Component data from apps and pages:
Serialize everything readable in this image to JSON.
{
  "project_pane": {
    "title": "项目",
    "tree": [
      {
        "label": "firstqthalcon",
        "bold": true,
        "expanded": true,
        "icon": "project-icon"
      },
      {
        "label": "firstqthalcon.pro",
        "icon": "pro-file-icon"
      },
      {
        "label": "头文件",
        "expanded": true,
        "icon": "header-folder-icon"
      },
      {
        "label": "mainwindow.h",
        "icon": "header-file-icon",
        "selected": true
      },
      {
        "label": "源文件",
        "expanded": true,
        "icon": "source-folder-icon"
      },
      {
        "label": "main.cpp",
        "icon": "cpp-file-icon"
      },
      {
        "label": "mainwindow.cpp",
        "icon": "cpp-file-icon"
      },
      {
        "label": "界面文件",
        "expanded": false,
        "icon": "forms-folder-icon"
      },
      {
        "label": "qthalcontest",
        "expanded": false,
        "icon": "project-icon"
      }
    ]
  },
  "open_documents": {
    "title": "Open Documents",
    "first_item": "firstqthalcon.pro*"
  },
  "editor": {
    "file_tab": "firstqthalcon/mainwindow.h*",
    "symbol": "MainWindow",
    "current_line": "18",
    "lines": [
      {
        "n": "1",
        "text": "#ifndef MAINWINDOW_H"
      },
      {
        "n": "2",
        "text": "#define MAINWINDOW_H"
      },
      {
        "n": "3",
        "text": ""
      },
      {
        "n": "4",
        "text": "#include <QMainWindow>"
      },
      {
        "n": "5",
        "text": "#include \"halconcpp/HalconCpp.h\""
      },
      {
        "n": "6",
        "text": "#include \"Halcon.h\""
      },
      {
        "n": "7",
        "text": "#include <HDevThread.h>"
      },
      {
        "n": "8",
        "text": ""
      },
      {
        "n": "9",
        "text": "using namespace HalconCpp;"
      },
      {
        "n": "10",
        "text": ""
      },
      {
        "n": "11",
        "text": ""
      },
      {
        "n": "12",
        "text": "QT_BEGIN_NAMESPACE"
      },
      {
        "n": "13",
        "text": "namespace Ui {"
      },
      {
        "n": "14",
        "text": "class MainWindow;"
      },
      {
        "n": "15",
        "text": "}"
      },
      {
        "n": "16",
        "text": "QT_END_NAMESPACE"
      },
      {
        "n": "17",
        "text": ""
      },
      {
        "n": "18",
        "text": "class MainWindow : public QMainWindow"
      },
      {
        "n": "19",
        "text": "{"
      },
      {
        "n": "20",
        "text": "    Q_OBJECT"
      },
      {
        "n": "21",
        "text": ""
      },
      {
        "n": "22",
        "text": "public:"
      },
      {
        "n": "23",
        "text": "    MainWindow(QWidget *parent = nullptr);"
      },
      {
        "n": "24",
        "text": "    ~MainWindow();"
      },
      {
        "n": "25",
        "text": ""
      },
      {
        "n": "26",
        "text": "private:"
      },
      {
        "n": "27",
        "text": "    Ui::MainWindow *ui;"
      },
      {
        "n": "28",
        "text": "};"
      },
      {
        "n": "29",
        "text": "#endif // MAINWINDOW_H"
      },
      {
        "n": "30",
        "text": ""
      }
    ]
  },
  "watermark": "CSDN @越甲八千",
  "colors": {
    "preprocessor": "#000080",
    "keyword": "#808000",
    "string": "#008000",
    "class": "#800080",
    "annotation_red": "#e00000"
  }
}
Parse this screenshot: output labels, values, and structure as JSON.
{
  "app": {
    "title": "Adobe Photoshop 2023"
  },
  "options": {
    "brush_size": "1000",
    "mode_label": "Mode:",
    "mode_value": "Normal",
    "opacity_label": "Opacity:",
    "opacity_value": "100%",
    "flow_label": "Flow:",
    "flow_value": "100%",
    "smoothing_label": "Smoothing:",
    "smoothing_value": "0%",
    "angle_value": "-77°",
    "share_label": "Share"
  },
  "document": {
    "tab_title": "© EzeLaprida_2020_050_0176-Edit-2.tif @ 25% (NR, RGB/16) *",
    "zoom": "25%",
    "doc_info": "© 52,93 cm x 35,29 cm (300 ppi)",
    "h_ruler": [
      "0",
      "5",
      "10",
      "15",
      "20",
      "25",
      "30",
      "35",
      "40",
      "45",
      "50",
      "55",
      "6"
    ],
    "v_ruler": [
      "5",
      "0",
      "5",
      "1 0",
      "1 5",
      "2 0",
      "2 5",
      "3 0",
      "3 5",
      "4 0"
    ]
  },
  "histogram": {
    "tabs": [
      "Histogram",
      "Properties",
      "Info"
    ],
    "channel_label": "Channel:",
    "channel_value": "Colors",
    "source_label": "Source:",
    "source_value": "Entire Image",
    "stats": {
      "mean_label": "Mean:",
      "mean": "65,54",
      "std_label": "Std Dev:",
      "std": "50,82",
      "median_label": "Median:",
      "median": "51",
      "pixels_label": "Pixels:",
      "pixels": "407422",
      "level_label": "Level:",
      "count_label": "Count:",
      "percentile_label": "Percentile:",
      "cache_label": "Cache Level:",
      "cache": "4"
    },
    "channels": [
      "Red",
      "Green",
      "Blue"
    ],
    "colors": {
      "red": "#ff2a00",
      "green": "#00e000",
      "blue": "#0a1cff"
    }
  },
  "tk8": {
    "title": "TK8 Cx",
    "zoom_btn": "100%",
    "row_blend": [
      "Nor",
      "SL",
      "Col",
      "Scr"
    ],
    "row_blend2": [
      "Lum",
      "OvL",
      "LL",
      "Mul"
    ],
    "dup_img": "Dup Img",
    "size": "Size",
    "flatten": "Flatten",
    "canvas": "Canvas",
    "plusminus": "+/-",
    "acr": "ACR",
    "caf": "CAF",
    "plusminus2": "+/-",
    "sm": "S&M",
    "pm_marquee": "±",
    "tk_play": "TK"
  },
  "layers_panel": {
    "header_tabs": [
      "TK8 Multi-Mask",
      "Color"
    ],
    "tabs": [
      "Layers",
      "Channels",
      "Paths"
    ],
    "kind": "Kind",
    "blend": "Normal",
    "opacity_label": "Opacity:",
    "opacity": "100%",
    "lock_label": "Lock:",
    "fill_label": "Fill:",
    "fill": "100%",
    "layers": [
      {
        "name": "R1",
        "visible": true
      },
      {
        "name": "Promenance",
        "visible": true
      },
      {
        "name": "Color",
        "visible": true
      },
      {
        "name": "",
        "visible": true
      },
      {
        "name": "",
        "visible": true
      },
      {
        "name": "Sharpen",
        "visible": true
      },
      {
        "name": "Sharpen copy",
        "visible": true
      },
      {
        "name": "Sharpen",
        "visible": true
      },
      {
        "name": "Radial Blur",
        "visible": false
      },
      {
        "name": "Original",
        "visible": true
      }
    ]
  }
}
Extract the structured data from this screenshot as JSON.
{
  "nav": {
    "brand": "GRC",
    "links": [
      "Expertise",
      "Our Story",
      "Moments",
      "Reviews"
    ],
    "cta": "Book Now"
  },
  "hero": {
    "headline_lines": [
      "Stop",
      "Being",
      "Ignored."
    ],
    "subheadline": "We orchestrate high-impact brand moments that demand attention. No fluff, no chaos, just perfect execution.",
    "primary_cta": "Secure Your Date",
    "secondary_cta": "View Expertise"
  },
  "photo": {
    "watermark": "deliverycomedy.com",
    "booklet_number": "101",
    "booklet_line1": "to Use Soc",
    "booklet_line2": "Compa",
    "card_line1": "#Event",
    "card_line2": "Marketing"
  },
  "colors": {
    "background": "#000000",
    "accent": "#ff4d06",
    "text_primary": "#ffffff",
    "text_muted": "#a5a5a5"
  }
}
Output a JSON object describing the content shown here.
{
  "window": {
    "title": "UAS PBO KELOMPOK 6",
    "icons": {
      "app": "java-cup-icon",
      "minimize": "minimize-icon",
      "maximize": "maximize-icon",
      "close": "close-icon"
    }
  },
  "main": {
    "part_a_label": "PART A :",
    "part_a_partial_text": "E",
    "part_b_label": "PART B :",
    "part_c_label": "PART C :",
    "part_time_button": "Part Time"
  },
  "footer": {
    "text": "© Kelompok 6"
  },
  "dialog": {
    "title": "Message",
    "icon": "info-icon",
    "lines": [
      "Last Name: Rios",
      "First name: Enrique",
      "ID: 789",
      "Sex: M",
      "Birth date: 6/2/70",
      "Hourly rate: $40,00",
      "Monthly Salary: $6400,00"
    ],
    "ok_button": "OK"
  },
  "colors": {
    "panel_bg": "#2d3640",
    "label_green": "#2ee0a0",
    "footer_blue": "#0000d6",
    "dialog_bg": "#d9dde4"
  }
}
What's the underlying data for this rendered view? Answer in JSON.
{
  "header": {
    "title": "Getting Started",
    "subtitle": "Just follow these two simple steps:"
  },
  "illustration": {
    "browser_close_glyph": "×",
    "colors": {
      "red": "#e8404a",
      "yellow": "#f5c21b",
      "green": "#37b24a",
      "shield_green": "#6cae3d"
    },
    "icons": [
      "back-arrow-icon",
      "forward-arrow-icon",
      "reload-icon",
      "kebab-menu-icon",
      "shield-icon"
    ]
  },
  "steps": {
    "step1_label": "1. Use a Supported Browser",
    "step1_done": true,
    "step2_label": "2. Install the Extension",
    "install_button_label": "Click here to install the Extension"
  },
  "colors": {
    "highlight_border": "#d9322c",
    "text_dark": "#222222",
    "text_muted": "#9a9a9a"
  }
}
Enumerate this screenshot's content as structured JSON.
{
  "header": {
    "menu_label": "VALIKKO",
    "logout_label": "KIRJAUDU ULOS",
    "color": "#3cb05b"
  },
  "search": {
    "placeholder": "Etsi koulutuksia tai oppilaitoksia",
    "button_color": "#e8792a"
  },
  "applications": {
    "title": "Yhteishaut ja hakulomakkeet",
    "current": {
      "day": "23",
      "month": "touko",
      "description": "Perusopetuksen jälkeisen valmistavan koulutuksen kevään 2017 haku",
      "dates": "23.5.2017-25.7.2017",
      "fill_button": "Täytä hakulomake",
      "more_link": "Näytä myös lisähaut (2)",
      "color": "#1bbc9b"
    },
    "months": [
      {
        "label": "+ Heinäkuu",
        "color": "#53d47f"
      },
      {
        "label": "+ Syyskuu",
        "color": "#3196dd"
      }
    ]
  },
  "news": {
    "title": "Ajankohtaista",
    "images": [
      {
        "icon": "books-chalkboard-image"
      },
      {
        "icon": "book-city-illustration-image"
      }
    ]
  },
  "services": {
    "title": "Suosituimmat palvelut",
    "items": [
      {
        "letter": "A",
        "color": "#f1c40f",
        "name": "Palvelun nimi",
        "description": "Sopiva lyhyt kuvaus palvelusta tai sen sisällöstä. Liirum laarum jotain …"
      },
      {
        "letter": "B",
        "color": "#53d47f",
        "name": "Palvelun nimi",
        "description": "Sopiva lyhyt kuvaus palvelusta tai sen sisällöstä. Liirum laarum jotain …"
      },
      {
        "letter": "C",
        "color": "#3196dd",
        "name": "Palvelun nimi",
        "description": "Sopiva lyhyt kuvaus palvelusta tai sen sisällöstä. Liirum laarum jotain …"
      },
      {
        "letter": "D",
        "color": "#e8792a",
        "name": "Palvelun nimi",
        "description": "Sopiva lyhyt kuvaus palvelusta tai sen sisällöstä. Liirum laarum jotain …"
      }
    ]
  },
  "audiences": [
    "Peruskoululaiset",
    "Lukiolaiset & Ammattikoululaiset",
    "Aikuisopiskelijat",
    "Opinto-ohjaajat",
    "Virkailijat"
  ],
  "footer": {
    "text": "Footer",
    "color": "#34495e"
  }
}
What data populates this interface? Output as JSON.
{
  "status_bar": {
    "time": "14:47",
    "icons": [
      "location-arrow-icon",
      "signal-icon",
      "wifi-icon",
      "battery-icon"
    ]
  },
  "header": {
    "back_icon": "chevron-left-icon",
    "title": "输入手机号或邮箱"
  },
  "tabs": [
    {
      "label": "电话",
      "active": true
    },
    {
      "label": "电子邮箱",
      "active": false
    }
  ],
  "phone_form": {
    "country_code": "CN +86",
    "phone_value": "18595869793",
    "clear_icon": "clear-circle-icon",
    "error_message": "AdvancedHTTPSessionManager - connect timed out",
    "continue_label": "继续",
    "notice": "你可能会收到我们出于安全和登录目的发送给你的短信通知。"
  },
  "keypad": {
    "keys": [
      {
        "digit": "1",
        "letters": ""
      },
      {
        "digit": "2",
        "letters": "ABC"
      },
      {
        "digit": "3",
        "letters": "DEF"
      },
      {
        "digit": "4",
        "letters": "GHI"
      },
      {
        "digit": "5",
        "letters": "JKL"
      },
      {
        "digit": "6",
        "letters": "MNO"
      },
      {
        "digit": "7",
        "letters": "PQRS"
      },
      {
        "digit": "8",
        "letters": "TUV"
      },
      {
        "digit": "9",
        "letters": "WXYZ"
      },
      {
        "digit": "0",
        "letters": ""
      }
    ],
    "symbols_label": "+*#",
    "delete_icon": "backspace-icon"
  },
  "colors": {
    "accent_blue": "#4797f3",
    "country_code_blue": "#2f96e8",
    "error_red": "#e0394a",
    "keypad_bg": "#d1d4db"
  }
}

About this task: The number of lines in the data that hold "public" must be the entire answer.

Answer space: 2